-- DATA UNDER STUDY follows --

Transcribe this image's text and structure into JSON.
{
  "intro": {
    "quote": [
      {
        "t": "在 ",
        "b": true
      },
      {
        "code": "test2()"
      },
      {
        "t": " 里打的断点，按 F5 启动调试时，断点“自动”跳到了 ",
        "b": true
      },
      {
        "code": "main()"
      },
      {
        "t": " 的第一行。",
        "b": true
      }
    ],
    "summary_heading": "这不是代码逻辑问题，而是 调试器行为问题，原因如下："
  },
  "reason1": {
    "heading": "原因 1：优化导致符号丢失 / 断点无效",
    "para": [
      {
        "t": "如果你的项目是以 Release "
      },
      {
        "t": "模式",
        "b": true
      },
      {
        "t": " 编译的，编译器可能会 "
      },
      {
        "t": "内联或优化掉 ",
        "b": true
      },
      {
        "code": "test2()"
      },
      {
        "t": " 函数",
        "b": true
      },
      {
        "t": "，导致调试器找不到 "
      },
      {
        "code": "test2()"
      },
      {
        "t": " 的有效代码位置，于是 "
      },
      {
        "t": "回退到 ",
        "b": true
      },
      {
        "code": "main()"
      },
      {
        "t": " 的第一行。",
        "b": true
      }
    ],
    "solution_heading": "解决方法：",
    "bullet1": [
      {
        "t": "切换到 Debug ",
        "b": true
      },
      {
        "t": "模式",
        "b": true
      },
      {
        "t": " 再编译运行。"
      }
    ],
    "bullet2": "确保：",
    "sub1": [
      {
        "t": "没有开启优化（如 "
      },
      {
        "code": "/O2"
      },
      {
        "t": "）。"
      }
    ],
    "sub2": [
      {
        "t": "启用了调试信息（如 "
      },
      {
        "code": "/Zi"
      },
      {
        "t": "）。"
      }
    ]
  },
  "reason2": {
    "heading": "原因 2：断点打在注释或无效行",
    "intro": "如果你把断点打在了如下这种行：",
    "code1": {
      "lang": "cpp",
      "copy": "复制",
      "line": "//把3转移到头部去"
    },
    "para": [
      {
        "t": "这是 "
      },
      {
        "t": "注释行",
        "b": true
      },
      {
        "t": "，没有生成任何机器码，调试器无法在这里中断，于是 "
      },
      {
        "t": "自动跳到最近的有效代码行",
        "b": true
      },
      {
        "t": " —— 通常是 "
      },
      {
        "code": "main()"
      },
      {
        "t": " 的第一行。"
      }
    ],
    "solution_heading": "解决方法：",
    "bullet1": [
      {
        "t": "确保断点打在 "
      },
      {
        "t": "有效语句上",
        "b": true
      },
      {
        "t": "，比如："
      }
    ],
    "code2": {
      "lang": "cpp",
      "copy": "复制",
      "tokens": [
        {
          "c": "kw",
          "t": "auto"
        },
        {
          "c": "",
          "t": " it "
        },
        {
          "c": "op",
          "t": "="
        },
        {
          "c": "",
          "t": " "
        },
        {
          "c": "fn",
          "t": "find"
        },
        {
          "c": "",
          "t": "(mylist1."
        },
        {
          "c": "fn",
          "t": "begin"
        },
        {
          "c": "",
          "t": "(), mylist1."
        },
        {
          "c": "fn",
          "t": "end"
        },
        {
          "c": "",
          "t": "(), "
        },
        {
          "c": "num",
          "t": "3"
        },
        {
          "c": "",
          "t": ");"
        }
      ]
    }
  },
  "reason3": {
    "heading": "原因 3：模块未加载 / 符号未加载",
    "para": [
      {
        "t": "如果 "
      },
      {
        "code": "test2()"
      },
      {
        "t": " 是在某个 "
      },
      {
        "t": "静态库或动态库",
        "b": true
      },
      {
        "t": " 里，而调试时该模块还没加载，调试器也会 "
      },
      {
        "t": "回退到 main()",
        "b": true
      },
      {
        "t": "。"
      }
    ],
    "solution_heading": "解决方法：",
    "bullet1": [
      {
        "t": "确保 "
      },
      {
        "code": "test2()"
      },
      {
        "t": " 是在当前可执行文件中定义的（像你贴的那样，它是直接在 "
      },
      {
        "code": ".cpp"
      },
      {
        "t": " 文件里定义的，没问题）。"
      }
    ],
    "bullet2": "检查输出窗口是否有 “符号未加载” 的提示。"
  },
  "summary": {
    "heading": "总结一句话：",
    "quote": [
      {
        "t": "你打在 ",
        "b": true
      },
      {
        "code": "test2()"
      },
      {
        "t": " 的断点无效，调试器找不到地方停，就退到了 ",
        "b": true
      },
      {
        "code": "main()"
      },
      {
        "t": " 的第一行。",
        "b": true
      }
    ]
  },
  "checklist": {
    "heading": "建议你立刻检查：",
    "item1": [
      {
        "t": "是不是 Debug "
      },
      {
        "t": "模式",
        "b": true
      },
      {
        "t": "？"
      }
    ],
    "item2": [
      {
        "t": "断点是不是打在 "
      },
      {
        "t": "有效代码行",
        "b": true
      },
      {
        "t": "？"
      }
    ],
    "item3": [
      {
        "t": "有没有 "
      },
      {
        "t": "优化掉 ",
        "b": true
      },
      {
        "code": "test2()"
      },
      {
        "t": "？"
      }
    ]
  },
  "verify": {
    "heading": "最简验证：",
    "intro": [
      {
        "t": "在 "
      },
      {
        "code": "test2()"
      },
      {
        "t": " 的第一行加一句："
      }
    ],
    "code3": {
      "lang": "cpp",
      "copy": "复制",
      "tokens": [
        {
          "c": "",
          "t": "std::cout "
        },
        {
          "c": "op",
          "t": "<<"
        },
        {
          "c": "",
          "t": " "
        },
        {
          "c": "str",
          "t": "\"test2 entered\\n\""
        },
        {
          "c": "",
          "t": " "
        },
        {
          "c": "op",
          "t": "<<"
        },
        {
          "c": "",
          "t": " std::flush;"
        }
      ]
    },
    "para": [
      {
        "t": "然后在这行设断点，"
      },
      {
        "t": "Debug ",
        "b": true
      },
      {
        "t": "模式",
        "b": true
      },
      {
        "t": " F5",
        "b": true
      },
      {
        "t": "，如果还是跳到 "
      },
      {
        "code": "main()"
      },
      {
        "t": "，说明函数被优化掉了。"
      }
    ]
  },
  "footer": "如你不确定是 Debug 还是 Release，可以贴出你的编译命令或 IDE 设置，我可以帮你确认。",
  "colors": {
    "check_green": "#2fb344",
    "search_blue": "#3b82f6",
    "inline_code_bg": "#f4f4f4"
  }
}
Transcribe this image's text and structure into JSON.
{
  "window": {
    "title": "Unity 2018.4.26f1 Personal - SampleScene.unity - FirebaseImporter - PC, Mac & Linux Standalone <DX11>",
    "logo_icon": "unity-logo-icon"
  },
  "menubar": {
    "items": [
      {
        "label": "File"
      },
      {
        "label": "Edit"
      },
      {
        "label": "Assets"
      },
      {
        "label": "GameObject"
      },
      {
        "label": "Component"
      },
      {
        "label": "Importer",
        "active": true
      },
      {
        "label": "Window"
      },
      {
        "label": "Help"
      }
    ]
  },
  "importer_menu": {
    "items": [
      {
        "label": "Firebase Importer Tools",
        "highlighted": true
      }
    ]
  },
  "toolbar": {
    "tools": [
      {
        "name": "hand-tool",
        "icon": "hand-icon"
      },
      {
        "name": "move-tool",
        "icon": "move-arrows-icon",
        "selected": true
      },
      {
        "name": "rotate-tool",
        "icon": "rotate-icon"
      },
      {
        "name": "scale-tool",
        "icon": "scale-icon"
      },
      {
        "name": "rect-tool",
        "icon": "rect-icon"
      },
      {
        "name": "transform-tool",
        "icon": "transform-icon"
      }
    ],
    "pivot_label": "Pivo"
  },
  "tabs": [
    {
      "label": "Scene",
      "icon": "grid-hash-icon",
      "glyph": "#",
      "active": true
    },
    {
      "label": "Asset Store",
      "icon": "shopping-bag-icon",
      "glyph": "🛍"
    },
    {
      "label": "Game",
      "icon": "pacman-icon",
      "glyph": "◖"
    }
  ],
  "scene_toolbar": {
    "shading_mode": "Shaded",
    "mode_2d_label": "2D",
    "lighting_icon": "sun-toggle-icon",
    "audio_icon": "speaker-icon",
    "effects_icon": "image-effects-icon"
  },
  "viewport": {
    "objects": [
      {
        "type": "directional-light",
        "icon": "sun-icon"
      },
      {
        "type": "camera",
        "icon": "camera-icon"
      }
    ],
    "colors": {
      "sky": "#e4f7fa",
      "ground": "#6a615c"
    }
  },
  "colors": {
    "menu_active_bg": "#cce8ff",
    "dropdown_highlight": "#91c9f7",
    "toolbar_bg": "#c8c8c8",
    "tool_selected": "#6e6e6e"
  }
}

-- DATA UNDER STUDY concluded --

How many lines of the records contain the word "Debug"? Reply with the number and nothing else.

4